December 8, 2017
December 8, 2017
A front blew in on Wednesday. Rain pelted the roof and deck and though it was warm inside, the temperature was dropping rapidly. The rain continued all day, drizzling over the neighborhood, sinking into winter vegetables and filling pools in the arroyo. This is the beginning of winter.
December is an in-between time here, not fall and not winter. Autumn lingers, its golden mornings stretching through December. Here and there, a sudden cold front snaps us all to attention, freezing plants forgotten outside and reminding us to dig out warm coats and boots.

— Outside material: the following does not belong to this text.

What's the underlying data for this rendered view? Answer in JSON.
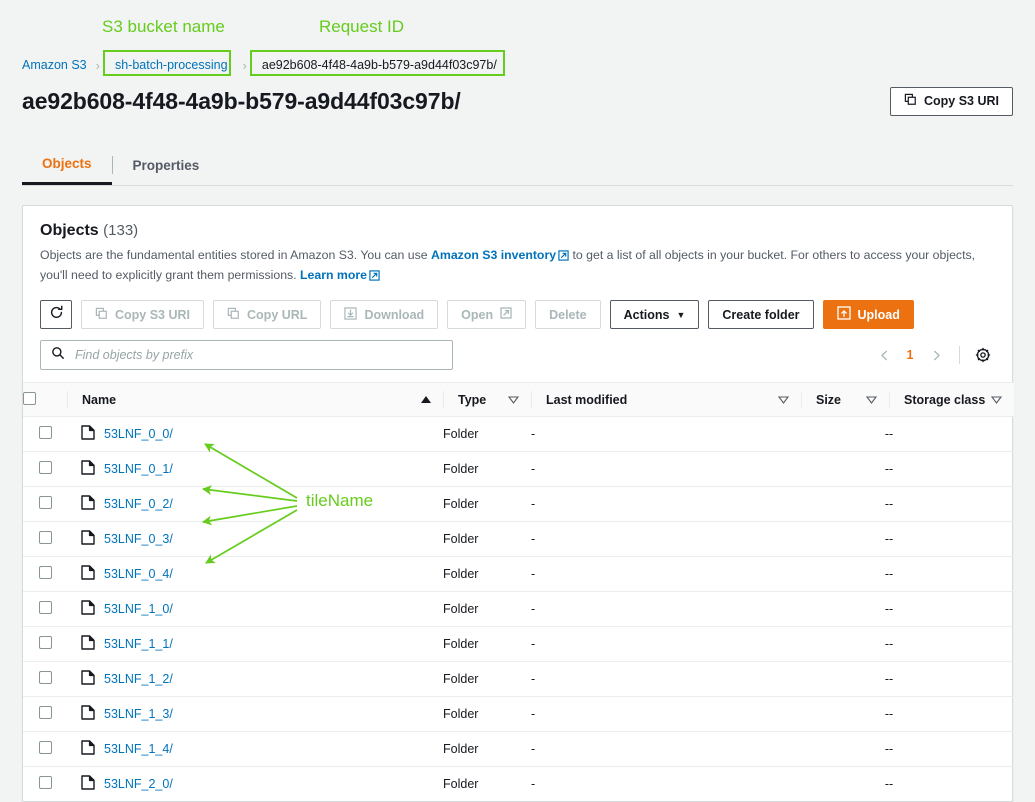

An overcast sky covered the area all the next day, occasionally spraying us with cold drizzle. I went out to check on Willis who I found lying comfortably in his shelter, legs tucked under his body. He looked massive there, reminding me of a donkey lying in the nativity scene. His coat is thick and soft. I run my fingers through his fur, along his spine, feeling the warmth of him. The paddocks and arena are soaked and muddy – no riding today. Reluctantly Willis rises to his feet and follows me to the gate and out of the paddock.
The barn is quiet except for the snort of horses and stamping of hooves; everyone is resigned to another cold, rainy day. I groom Willis with a rubber curry, fluff up his fur and brush him off; then let him graze in the pastures behind the barn while I brush off his blanket, debating whether he needs it or not. It is 40 degrees and Willis is wooly. The temperature will not get that much colder tonight and the rain will stop. When I lead Willis back to his paddock and close the gate, Willis trots back to the gate and hangs his head over the rail. He wants more grass, but I cannot stay. I finish putting brushes and lead rope away, feeling guilty.
When I open the front door to feed my cat, it’s snowing. I am at once shocked and delighted. By 9 p.m. snow has covered front yards and plants, the sage and salvia dusted with white. Snow sparkles in the blackness while neighbors’ Christmas lights twinkle across the street.
Tim and I walk Daisy out the back door across a slippery white deck, all of us bundled up in warm coats. Daisy doesn’t know what to make of the cold white stuff under her feet and in between her toes. We have to pull her along at first, but soon she gives in to the newness of it all. Back on the deck she slides around and licks the snow. Suddenly cold is forgotten.
We may have winter this year after all.
– Christine Baleshta